__Description of the task__. Go through the data and say how many lines include the string "Search"; return only the figure.

-------------------------

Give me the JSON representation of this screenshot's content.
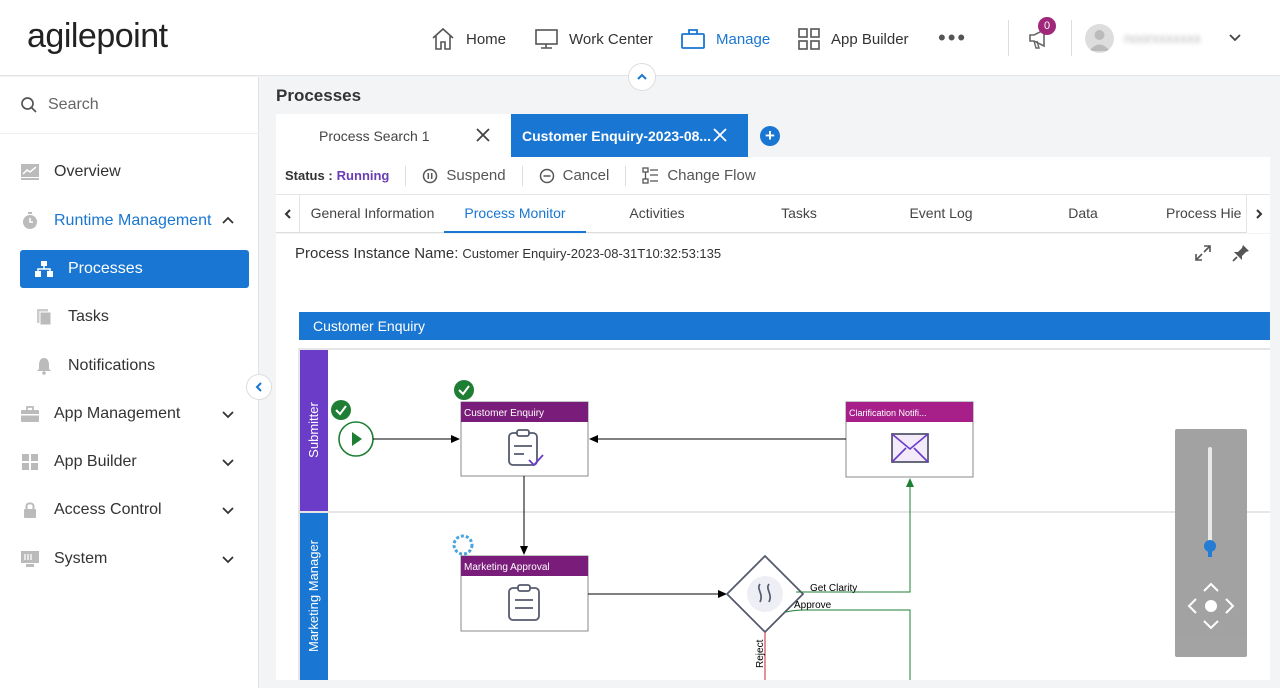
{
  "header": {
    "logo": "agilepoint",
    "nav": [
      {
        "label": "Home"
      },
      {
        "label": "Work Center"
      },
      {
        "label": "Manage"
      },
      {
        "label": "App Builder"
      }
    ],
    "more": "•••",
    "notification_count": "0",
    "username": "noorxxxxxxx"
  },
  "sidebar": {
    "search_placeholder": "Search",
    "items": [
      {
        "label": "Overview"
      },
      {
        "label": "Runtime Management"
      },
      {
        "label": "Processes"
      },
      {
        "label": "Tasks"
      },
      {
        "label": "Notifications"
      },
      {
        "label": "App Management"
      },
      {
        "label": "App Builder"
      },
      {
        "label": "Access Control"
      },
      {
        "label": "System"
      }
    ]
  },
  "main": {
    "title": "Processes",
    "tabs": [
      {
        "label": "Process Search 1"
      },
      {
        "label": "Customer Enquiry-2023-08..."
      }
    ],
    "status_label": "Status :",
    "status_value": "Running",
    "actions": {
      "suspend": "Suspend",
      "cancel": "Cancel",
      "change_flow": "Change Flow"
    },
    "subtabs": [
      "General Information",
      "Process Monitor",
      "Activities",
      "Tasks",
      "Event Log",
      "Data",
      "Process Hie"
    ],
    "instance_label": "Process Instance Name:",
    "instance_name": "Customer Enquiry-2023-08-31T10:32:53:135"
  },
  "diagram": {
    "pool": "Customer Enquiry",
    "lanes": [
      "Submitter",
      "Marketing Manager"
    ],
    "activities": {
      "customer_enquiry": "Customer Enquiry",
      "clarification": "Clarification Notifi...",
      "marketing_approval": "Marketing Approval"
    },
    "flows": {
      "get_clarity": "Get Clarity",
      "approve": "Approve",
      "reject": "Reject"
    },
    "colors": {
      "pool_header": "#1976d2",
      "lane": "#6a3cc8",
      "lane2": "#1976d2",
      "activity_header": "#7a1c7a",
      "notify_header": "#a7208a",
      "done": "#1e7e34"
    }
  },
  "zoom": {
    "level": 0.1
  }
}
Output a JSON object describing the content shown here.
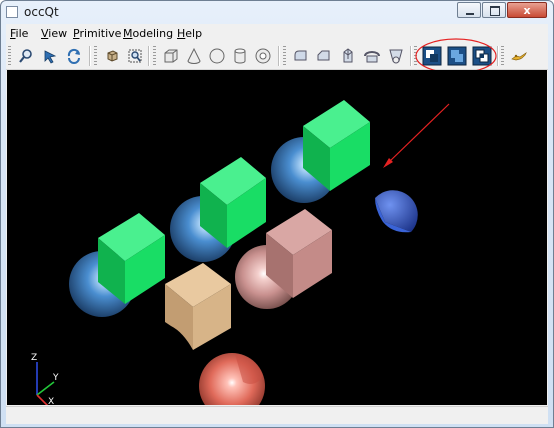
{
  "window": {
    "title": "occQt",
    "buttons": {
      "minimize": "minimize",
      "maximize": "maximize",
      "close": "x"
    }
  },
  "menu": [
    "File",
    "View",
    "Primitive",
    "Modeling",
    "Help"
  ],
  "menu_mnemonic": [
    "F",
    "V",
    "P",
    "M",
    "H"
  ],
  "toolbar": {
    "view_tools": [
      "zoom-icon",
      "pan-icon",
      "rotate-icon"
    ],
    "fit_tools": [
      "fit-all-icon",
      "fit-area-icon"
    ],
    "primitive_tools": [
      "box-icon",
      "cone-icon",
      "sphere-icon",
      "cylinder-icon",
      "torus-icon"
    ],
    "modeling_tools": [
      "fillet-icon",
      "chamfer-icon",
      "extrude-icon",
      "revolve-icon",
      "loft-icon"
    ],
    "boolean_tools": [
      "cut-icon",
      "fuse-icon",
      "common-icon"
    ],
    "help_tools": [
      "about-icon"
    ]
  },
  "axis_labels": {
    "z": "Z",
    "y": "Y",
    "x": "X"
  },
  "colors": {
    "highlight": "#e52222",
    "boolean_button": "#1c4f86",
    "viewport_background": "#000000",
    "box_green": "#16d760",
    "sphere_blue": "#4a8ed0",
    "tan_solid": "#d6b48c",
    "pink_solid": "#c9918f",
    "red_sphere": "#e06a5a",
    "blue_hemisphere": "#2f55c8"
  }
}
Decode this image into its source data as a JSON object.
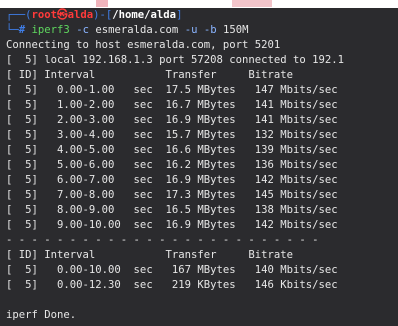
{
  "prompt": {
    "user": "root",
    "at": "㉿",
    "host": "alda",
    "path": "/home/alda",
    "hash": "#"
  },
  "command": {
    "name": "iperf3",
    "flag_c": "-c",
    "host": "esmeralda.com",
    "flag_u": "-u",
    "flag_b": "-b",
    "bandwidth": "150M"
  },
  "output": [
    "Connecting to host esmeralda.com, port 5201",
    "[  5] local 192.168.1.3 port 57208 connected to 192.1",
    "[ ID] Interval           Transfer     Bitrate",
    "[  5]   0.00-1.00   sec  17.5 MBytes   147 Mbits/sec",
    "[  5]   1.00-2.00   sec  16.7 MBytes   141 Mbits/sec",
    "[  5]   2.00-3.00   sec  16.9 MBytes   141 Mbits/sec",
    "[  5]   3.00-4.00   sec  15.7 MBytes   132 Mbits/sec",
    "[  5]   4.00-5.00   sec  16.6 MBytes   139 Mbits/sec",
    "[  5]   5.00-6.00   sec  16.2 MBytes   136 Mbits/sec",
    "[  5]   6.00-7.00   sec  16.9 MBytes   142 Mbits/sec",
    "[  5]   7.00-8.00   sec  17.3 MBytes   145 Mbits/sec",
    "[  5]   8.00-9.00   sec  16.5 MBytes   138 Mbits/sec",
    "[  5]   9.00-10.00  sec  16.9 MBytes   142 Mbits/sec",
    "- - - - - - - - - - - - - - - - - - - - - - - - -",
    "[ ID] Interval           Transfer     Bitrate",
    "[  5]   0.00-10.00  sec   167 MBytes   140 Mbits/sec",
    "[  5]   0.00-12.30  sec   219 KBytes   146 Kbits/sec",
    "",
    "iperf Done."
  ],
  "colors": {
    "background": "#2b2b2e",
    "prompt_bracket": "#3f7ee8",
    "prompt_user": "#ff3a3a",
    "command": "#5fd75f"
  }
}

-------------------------

__Response to this exercise__. 2